What to work on:
Needed from the data below: all lines that contain the word "value".

Supplied entries:

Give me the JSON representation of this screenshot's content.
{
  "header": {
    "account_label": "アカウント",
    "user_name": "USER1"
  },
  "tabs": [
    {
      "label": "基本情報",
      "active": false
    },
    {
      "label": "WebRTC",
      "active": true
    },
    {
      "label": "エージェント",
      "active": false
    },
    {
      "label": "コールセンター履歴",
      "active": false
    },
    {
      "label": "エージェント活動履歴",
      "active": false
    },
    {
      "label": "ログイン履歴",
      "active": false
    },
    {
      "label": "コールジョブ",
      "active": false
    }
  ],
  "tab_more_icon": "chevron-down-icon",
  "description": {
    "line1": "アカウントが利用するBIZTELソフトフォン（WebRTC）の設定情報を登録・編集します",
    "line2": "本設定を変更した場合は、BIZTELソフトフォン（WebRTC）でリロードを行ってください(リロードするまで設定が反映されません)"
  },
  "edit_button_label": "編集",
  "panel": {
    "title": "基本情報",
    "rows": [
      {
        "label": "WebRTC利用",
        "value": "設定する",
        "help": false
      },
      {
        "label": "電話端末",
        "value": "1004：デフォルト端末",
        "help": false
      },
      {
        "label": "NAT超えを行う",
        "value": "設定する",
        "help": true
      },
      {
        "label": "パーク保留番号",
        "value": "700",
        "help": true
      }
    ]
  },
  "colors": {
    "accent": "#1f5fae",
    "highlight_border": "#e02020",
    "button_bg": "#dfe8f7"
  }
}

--

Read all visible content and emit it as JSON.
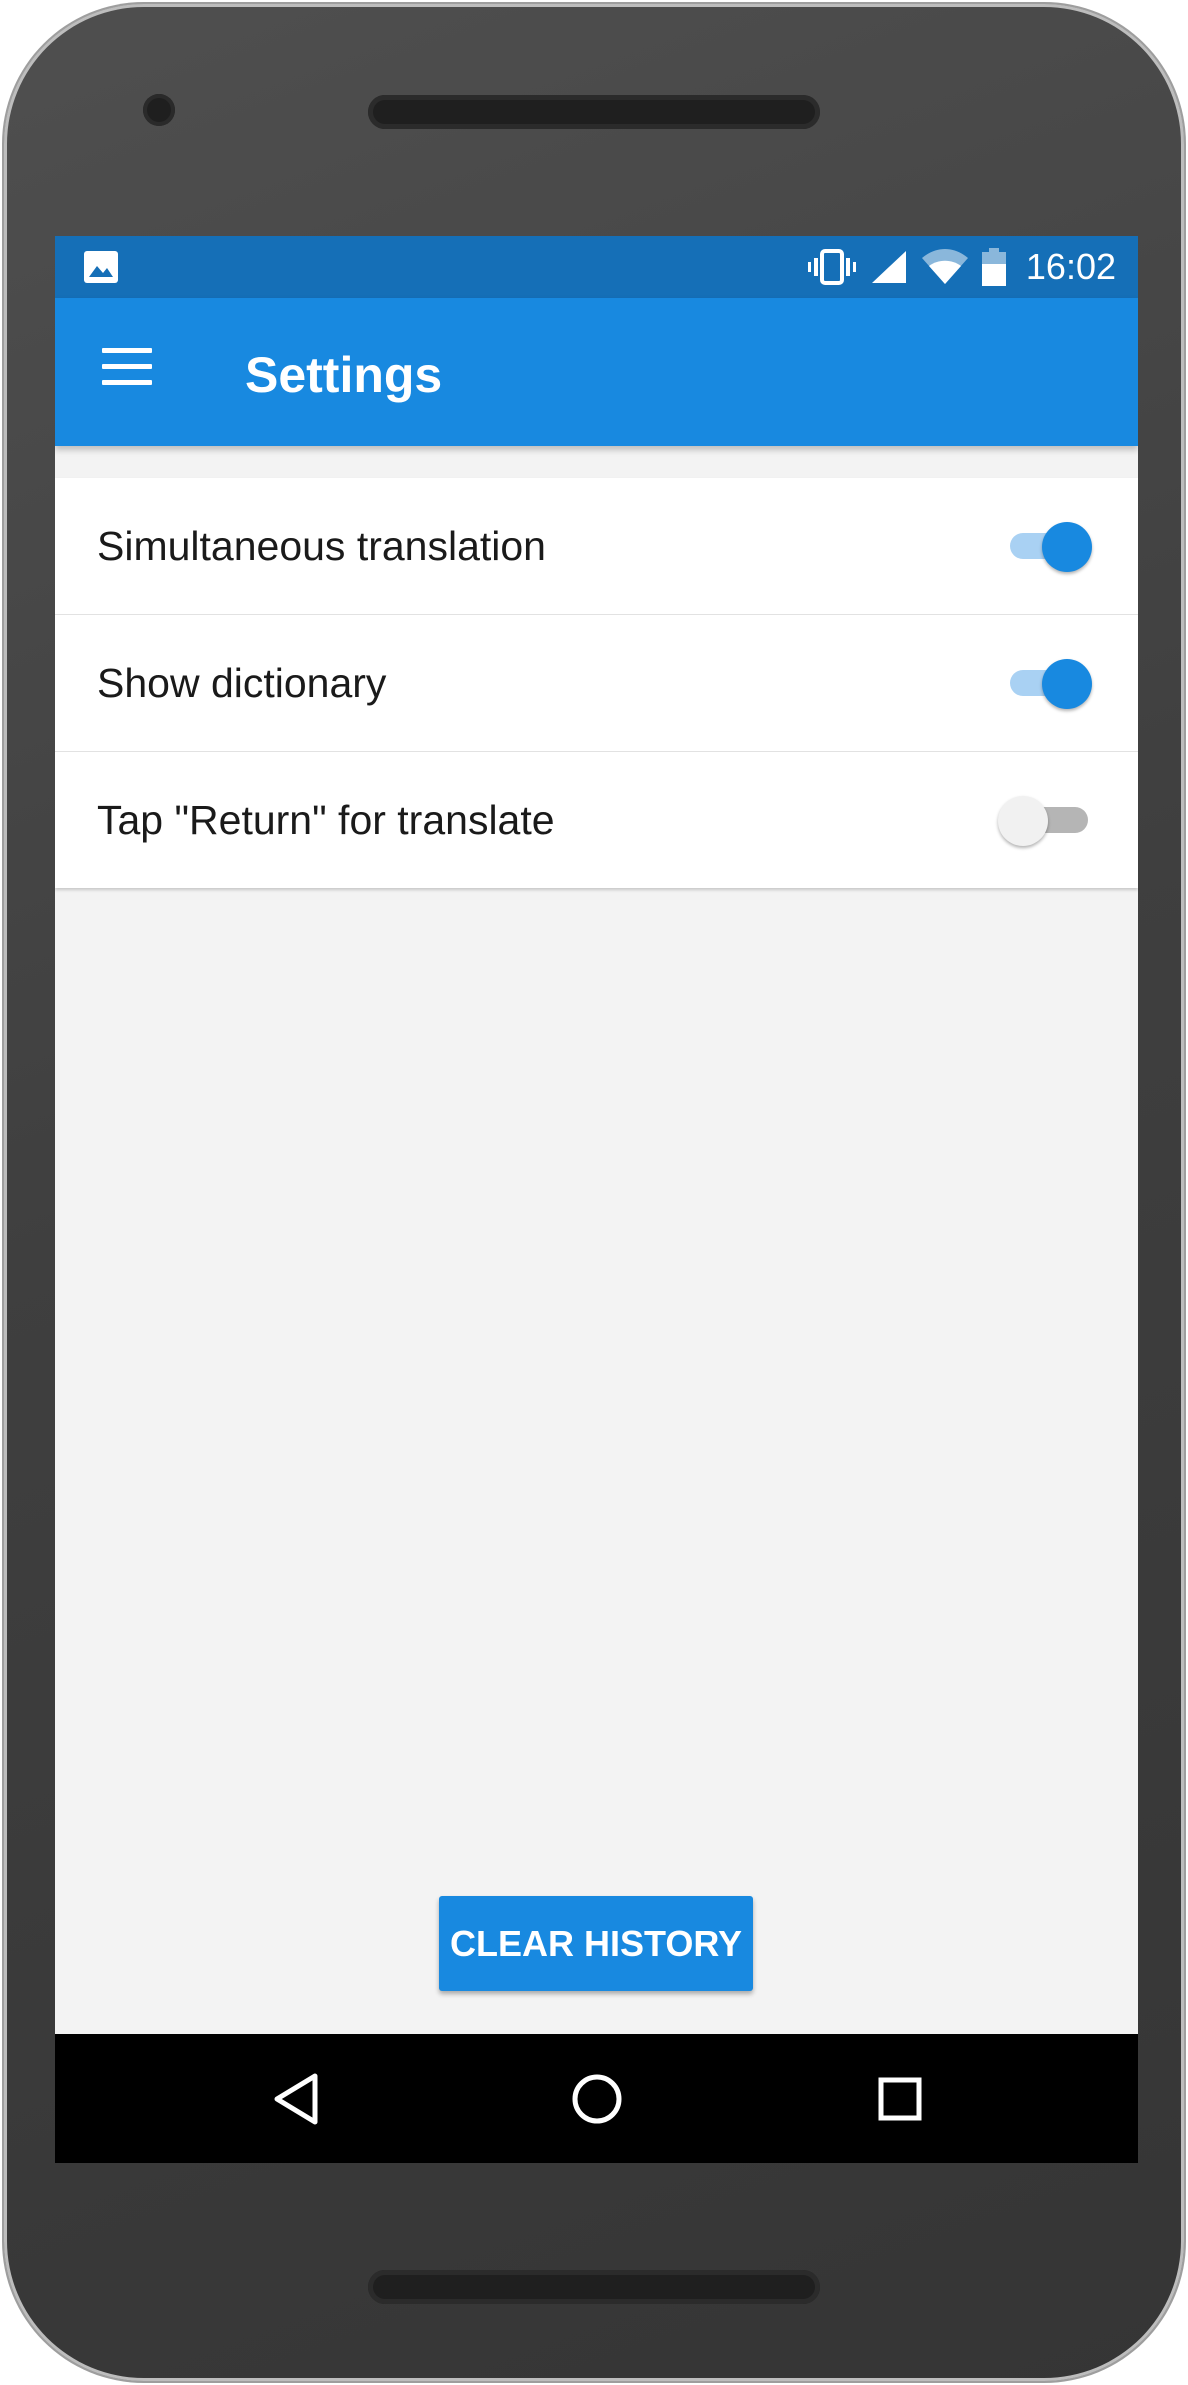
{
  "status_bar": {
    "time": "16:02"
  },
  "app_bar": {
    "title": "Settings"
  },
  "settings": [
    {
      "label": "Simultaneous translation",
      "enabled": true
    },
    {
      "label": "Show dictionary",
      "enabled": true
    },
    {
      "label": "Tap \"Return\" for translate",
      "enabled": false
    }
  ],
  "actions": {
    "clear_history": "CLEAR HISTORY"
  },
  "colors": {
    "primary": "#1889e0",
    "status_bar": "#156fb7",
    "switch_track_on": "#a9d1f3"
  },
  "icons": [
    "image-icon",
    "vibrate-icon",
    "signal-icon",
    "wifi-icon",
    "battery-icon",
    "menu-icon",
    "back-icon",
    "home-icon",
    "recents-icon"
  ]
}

Final answer:
        "value": "設定する",
        "value": "1004：デフォルト端末",
        "value": "設定する",
        "value": "700",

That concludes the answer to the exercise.